I’m planning a whisky tasting evening at home this weekend, and I stumbled across a video of Richard Paterson, White & Mackay bigwig and whisky opinion-former. Look at him: look at his tie; look at his matching kerchief. Look at it:
I’ve seen a few videos of his, and initially the mannerisms annoyed me; but now I find him rather charming. It helps, rather than hinders, that he’s so relentless about being this persona of Paterson the Taster. He’s clearly trying very hard to be interesting, in an industry that historically has been a little staid. Whisky needs people like him and Jim Murray to deal with whisky with the energy and excitement of an Islay single malt, rather than the smoothness of a blend.
Thanks to my father-in-law, I’ve fallen a little in love with the mythology that surrounds single malts and tasting. But there’s another argument that says that the best way to taste whisky is the way that you prefer whisky: already there are signs that the anti-mixer rules are being broken in emergent markets like South America. You can be snobbish about it if you want – and I’ll always enjoy a good whisky with nothing but a drop of water – but the future of a culture is never, and should never be, in the hands of the classicists and historians.
Besides, as long as you’re appreciating and not obscuring the taste of a single malt, I don’t think you need ever worry about all the details. Paterrson does it for a living which is why he’s happy to use up half a dram cleaning the glass out. I’d just take care to rinse my tasting glasses after washing them the last time. More generally, if you want to get more out of whisky, without the effort of getting the absolute most out of it, aim rather cheerfully for what he says above, and you’re likely to hit a higher target all the same.
The only point I would stress is about diluting with water. Whisky is sold at greater than 40% ABV for a reason: it’s effectively an “aroma cordial”, a way of locking in aromas for later use. Some of the aromas of whisky can only remain in solution of alcohol, being released when the whisky is warmed on the tongue – or when diluted. So do as Paterson says, and add a bit of water: this forces the flavours out of solution, and can even help your nosing of it.

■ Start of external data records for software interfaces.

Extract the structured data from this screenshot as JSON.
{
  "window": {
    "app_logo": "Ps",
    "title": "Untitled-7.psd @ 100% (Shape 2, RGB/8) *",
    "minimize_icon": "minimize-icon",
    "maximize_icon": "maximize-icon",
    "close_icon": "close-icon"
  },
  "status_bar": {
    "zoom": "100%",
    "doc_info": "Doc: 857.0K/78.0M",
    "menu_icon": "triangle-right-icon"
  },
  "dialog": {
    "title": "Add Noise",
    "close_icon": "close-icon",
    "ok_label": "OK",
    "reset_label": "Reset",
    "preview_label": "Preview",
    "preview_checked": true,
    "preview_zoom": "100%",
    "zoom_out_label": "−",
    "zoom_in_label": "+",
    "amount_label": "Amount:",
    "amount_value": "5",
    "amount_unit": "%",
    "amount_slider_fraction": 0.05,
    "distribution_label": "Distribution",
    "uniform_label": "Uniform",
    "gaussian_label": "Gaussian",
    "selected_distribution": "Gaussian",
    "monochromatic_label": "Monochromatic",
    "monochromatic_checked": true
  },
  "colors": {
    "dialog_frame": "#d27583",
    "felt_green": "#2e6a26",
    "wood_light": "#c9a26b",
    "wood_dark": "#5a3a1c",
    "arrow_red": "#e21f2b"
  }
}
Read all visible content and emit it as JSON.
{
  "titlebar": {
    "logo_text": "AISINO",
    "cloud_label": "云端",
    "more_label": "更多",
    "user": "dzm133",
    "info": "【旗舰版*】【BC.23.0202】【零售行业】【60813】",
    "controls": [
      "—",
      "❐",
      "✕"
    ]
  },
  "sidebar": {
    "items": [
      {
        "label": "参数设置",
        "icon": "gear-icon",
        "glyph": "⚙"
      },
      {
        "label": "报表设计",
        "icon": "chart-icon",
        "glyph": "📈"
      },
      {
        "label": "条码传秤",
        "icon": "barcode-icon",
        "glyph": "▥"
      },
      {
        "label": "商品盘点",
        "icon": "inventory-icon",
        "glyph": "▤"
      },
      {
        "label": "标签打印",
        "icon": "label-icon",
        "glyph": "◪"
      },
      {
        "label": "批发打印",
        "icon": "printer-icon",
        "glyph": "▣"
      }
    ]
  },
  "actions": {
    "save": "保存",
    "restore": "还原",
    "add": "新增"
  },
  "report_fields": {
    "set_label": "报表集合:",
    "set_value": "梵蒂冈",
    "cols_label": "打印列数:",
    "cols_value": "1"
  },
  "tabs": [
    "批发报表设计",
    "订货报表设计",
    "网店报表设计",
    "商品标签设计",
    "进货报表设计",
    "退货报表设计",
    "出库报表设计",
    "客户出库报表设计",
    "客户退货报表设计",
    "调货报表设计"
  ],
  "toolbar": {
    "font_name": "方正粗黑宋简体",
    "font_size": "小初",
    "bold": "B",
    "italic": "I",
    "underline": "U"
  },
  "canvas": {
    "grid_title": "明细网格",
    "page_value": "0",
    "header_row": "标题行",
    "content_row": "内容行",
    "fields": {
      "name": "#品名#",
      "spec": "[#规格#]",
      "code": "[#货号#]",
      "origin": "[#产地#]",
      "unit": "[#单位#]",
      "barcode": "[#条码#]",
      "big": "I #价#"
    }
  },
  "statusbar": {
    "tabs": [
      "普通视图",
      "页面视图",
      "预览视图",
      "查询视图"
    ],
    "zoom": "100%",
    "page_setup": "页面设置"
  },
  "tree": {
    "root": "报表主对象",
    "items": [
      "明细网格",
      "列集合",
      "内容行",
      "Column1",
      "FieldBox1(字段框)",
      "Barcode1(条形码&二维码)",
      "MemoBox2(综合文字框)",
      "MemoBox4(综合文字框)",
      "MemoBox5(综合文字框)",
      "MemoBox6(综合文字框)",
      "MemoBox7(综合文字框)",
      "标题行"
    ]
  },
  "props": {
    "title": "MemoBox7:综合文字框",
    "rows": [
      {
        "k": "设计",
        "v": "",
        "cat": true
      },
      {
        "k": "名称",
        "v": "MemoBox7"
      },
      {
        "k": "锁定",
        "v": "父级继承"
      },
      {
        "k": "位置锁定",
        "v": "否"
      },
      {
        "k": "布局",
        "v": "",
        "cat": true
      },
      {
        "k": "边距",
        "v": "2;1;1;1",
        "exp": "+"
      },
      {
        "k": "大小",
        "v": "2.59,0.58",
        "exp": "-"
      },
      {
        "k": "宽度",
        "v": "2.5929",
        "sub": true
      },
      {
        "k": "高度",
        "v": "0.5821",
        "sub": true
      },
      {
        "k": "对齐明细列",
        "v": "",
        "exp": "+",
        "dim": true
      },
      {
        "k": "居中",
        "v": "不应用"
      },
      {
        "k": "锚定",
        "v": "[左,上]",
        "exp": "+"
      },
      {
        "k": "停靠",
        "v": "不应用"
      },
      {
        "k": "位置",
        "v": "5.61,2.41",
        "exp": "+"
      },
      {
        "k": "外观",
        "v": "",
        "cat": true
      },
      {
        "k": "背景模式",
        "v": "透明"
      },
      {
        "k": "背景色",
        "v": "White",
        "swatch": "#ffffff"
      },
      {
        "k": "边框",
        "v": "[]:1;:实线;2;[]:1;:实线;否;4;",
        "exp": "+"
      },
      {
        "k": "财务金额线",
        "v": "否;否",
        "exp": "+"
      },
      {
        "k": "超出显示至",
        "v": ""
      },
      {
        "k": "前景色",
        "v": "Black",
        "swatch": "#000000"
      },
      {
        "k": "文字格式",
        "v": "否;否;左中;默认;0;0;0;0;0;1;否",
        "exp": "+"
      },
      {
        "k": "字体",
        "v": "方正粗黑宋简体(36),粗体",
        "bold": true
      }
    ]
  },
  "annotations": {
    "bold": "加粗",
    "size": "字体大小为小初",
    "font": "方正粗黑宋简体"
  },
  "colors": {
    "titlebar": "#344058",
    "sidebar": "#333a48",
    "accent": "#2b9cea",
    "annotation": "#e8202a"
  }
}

(One thing I don’t advise at home is that in the industry practice of diluting a lot, to push all the flavours out as quickly as possible. This is so they can make bulk purchasing decisions promptly, and without getting too drunk. But unless your palate is trained to the standards of a commercial whisky taster, only do this if you’re after a longer, smoother drink in the summer months.)